After choosing contractors but prior to actual project start, the parties must sign a contract and a Notice to Proceed. The latter specifies the project start date and what paperwork (contractor's license, certificate of insurance, contact lists) will be required of the contractor. After the necessary documents are signed and compiled, the construction manager schedules an on-site meeting with the contractor to assess the construction site to minimize impact upon the residents and to the surrounding homeowners, as well as city-owned property. If multiple buildings are under construction, as in the case of a complete roofing upgrade, it's important to discuss a project timeline, as well as inspection and payment schedule. If weather impacts progress and therefore progress payments, frequent communication among all parties is a must.

Schedule and Completion

Depending on the type of project, a start date must be chosen. Obviously, in rainy climates, it's unwise to start a roofing project during the rainiest month of the year. Generally speaking, regardless of the location, spring is the start of drier weather (more specifically, from May through October). Unless it's a smaller community, this should be a rule of thumb, even for sewer projects where water runoff can affect worker access. A schedule of approximately 4 to 6 months can cover both the preliminaries (from hiring a construction manager to signing contracts) and the job itself. If the job involves extensive reconstruction of a larger community, it may mean a schedule spanning more than one calendar year.

During the project preparation, it behooves the HOA board to keep residents advised of any obstructions, noise, blockages, as well as of progress and expectations. It's also important to keep in touch with contractors to ensure the job is being performed on schedule and without incident. Keeping all parties in the loop will make the job run smoothly and lessen the likelihood of delays. Once completed, the board and construction manager must perform a walk-through to make sure all work is done to specification.

Staying on top of maintenance helps the HOA avert emergencies and plan for necessary projects.

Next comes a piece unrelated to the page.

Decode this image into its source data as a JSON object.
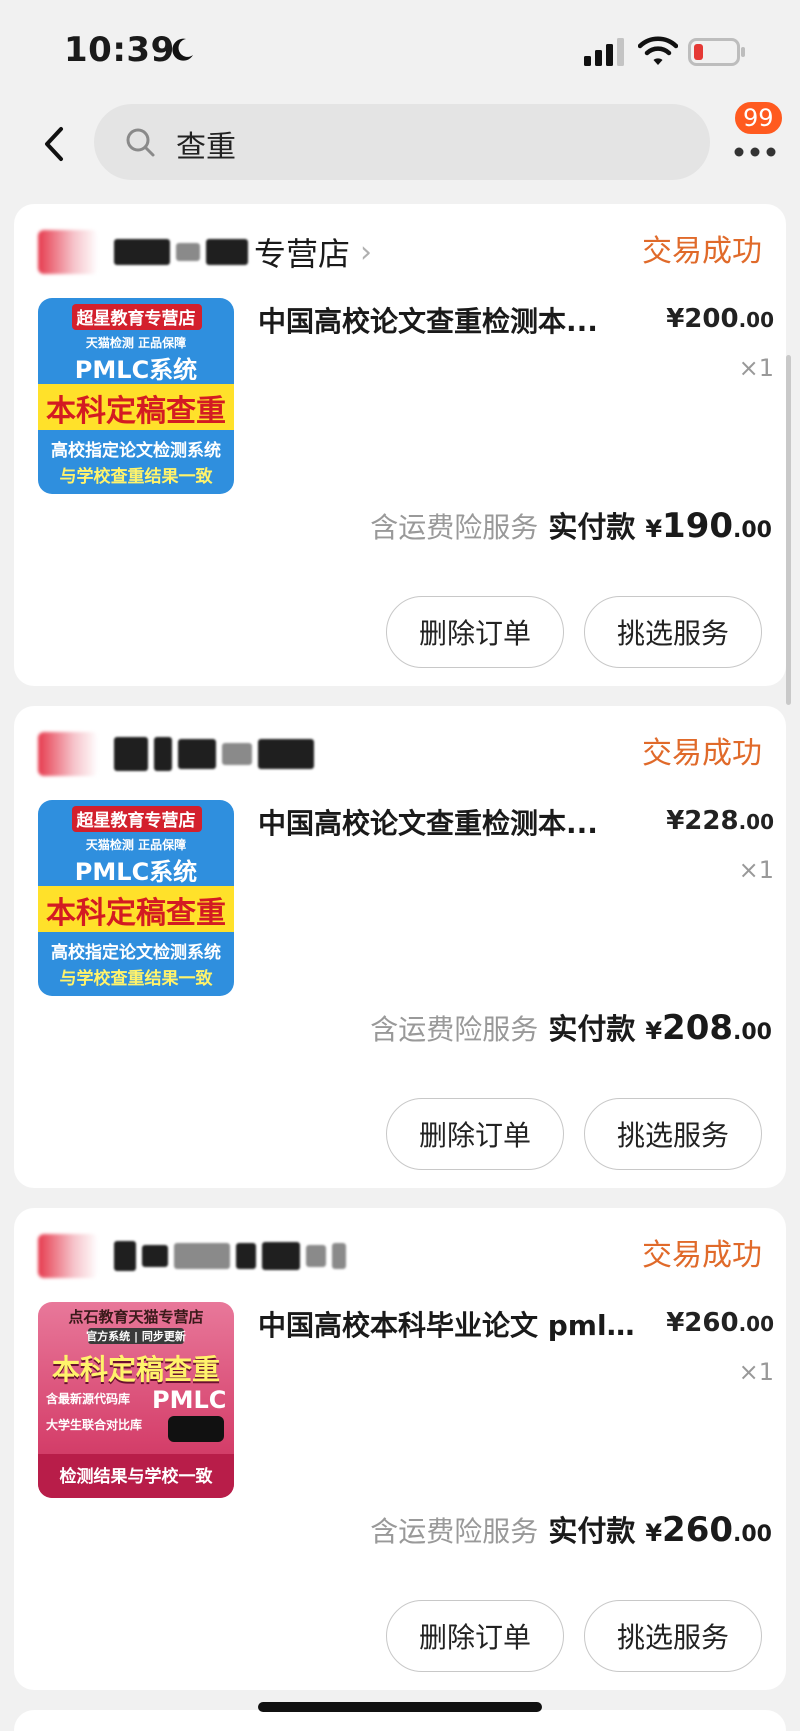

Creating a plan for large projects is critical for the long-term well-being of the community to not only maintain the quality of living but property values as well.